One of my favorite television shows is the recently cancelled “Dollhouse.” An examination of the nature of identity and the existence of the human soul, set in a not-so-fictional real-world that questions the relationship between these two core ideas and tangibles like society, technology, greed, desire, and commerce, “Dollhouse” stands as a work of art that forces us to examine our own works of self-art.

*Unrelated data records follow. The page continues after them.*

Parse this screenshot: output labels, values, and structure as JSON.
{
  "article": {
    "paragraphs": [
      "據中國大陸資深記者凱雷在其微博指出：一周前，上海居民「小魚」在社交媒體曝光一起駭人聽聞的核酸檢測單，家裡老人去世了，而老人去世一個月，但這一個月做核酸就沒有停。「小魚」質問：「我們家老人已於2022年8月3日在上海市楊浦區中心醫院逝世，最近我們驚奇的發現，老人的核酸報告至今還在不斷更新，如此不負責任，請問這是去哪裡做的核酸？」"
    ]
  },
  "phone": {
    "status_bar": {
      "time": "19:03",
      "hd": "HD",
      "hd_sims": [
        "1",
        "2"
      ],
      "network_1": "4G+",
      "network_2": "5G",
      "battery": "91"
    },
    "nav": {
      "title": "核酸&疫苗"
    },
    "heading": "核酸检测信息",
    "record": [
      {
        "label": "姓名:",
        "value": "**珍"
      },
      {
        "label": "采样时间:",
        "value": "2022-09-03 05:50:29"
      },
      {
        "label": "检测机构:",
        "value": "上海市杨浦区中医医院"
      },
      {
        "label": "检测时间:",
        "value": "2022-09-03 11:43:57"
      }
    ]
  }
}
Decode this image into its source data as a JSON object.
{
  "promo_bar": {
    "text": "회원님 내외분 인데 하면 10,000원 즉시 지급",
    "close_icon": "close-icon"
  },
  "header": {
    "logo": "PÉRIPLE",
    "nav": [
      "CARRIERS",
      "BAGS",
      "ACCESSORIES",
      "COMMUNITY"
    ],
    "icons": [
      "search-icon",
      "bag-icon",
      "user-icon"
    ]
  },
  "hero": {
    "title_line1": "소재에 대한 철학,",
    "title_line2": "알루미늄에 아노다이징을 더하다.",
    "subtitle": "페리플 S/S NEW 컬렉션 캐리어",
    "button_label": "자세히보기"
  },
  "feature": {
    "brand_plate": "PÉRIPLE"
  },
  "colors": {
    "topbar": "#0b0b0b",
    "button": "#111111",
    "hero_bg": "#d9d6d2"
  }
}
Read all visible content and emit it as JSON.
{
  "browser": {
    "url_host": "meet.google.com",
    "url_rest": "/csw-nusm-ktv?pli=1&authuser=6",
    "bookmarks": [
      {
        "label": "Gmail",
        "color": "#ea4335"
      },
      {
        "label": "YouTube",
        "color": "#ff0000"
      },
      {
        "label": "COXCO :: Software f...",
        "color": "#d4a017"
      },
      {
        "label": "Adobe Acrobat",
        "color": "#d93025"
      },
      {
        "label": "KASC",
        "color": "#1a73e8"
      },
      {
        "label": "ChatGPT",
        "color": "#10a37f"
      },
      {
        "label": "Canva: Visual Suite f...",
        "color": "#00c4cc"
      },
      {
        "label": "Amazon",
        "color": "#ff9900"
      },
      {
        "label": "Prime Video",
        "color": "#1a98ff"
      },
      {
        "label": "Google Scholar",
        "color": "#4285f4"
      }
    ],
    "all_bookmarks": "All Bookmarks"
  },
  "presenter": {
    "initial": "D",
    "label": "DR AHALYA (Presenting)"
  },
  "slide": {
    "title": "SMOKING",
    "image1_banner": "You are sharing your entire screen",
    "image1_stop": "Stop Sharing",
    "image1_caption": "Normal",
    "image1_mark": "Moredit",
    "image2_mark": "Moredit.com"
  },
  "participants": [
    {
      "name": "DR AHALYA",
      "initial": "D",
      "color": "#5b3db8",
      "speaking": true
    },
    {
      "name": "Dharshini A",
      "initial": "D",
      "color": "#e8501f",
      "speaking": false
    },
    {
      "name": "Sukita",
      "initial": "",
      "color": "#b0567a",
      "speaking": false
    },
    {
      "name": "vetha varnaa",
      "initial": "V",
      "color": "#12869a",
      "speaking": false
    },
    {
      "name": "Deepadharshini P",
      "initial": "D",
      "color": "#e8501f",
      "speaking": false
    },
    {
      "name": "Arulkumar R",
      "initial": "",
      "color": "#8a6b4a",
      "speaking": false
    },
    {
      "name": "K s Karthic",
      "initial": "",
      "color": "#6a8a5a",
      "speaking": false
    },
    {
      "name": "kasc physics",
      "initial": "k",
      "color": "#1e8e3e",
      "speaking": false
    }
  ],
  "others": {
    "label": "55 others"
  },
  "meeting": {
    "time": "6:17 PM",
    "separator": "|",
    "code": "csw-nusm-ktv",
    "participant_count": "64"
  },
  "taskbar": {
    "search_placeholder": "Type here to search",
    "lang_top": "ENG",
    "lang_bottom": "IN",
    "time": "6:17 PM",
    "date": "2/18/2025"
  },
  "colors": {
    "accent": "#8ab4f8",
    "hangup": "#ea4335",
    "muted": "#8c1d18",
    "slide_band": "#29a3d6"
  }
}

I bring this show up because I just watched the series finale for the second or third time, months after it aired, just for the heck of it. And not only did it blow me away, but it strummed at deeply rooted sentiments within me, triggering a certain feeling of emptiness, or perhaps loneliness. And I find myself asking, for the thousandth time, but also for the first: who am I? What makes me me? If everything about my life – my memories, personality, profession, goals, dreams – were wiped away, what would be left? How much of who we are is inherent to us and how much is acquired by nurture rather than born of nature?
And besides the attendant philosophical ruminations and discussions that his sparks, these questions also leave me wondering whether and how much we owe to ourselves to define – to brand – ourselves by our core being versus who we hope to shape ourselves to be. And must there only be one definition? How much of our brand stands on its own and how much is tied to other parts of us and elements beyond ourselves?
These are questions that I have been asking myself a lot lately. The launch of Hungry Heather brought my self-built identity of what I call “intellectual foodie” (founded on a love of food and conscientious eating that has been a consistent part of my desires and interests since childhood) to the fore, interacting with my professional identity as a reporter (founded on a life-long sense of curiosity and desire for understanding details and context). Getting to this basic brand structure took weeks of reflection and doubt, and now that it exists, is taking on new meaning. Now I’m figuring out how to stay true to my brand – the one that exists within me, but not yet on the page. As I change, so too will the brand change. I’m working on accepting that I can’t know now what the later stages will be like.